[Stored records]
● ● ● ● ●
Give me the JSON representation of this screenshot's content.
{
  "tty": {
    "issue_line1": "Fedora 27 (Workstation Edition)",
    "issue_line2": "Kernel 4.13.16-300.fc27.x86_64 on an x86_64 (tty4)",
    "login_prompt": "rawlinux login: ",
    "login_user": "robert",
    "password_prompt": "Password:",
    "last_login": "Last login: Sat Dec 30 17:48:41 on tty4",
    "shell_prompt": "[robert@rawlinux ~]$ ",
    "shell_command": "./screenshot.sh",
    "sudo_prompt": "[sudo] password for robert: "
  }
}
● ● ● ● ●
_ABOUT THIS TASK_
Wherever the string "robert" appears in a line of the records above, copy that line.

_YOUR RESPONSE_
    "login_user": "robert",
    "shell_prompt": "[robert@rawlinux ~]$ ",
    "sudo_prompt": "[sudo] password for robert: "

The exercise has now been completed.